To keep things simple, say that driving like this cuts your gas, maintenance, and toll cost in half. Every other cost will stay the same except you get the benefit of not having to pay attention driving a few days a week to work.
It should be noted right now that carpooling should, in theory, cut your costs to a third of the normal cost if you carpool with two other people a week. However, a lot of the cost of a car is pretty fixed day-to-day. So the only huge change you can often make day-to-day is how much gas you use, which means that it’s still a rather expensive way of commuting.
When it comes to commuting, only 0.5% of Americans use bicycles as their mode of transportation for commuting. Now, the usual problem with taking a bike to work is that it’s extremely unsafe to do so, and that there is not enough infrastructure to support it. And let’s face it: Cycling to work can make you very sweaty, so you’ll need to be able to freshen yourself up before working.

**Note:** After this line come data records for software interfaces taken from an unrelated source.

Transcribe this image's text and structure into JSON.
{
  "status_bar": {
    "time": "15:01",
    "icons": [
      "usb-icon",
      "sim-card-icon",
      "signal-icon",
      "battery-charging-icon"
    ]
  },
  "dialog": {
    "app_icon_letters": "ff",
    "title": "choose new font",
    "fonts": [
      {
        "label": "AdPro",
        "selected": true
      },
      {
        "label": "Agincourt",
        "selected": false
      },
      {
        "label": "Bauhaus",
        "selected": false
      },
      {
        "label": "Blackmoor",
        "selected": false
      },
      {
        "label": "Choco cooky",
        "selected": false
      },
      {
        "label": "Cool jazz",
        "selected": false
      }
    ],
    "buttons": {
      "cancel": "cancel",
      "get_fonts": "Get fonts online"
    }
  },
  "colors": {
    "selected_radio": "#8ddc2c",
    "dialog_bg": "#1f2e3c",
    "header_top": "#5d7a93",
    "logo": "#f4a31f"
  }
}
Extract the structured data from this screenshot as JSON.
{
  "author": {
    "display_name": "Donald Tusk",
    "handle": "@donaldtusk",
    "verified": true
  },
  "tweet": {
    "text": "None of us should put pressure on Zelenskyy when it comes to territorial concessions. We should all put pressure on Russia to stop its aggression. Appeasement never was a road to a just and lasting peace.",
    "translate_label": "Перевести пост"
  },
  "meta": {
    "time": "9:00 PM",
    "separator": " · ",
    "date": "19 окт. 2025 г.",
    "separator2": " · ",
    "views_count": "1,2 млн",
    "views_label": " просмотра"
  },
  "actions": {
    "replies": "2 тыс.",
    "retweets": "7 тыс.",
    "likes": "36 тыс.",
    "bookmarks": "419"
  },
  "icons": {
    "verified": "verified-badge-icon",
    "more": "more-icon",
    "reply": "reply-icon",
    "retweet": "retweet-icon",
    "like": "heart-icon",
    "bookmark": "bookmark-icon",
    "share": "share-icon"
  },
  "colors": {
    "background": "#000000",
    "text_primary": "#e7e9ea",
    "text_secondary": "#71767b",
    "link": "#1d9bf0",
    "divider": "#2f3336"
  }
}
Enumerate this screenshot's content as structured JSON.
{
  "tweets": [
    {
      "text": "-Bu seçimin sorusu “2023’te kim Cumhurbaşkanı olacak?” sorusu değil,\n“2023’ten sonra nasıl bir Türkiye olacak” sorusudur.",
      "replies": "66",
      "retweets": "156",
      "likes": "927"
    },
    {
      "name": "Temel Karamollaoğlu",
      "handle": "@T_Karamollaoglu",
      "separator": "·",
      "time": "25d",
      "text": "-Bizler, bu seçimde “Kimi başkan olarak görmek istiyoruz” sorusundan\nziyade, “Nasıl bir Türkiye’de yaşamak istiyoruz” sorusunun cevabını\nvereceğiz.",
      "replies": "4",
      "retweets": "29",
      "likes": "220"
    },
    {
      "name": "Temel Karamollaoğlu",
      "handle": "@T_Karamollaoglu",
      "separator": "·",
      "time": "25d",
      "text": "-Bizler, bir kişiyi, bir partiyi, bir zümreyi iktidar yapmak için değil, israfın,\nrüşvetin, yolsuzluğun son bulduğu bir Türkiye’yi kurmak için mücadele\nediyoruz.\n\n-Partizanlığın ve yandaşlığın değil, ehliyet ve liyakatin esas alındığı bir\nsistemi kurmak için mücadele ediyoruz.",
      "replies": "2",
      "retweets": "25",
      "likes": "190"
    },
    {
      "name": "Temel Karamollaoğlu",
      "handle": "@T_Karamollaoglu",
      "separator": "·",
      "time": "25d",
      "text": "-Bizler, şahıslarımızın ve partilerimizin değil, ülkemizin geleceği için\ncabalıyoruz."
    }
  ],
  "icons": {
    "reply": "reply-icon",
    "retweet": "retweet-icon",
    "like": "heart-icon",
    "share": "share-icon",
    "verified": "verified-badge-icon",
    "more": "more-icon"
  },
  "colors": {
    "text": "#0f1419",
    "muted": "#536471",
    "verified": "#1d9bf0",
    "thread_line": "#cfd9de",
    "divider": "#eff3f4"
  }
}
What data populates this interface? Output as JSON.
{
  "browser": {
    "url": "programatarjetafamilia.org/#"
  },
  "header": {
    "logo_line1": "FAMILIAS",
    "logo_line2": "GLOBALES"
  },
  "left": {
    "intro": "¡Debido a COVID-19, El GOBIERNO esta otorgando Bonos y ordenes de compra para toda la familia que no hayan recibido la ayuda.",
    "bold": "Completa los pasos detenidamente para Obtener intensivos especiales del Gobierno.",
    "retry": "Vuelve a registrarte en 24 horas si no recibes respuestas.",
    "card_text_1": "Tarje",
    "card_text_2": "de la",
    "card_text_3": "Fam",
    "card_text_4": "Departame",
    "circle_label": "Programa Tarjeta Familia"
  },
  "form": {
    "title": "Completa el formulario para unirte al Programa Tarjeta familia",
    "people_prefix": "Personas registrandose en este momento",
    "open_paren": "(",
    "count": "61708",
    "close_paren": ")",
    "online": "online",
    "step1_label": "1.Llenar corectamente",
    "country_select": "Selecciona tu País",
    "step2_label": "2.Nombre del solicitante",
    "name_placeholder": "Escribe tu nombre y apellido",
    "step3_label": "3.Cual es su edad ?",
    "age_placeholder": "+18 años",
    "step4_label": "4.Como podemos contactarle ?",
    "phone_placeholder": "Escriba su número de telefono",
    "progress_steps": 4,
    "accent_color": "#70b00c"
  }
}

So for this example, we can still use the same distance bike ride to work along a relatively safe bike path. The time it would take, however, came out to about three hours total a day of biking. That’d be some great cardio, but probably a bit too much. Along with those costs, you have to factor in the cost of your bike. And bike maintenance is much, much cheaper than car maintenance and you do not need to pay for gas, insurance, tolls, or registration for the most part.
So let’s assume you’ve bought a relatively good bike costing $1,000. Let’s say that maintenance comes out to only $20 a month on average. With three hours a day of biking to work five times a week, it would cost about $175 a month to bike for the first year. That could become potentially cheaper per month as time goes on.
In 2011 dollars, Mister Money Mustache estimated the cost of biking was about $0.10 per mile. Adjusted for inflation, that’s about $0.15 per mile now, which is still around 50 cents cheaper per mile just like he said in his article then. So by that math, at 40 miles of commuting a day, it costs $150 a month to bike to work. That’s an incredible amount of savings compared to driving a car alone, and a lot of extra exercise.
But, realistically, you’re probably not going to bike to work unless it’s a mile or two from your house, and/or takes around 15-20 minutes max. So in that ideal world the cost of commuting drops dramatically to $7.50 a month assuming $0.15 per mile of cost, four miles of biking a day and far less potential for physical ailments down the road as a little bonus.
The holy grail of commuting is walking. Why? Because it feels essentially free. It costs mostly your time. If you want to find a way to measure the cost of commuting by walking beside the time it costs, you can take into account the cost of your shoes and what you eat. But that starts wandering out of the territory of what is often taken into account for the cost of commuting.
If we consider the costs it takes to drive a car vs. the costs of walking, pretty much every cost falls off except for time and insurance. But are you going to take health insurance into account for your walk commute? That doesn’t seem right.
Do you need to register your shoes to walk to work, or pay a toll? No, hopefully not. So, if we compare the cost of walking to a car, it’s almost free.
And more people do it than you think: Approximately 2% of Americans walk to work each day, according to the US Census. A decently fast walker can probably walk a mile in around 20 minutes. So, it does limit the range of where you can work to only a few miles. But what you lose in working in a different city than you live in, you gain with the calmest and most inexpensive way to commute there may ever be besides instant teleportation.
Dennis Lynch is a civil engineer turned freelance writer with a passion for personal finance. While young, he acts as the spearhead of personal finance to just about everyone in his life, passing on his knowledge from the perspective of financial independence. You can find Dennis over at colossicus.com between his freelance ventures.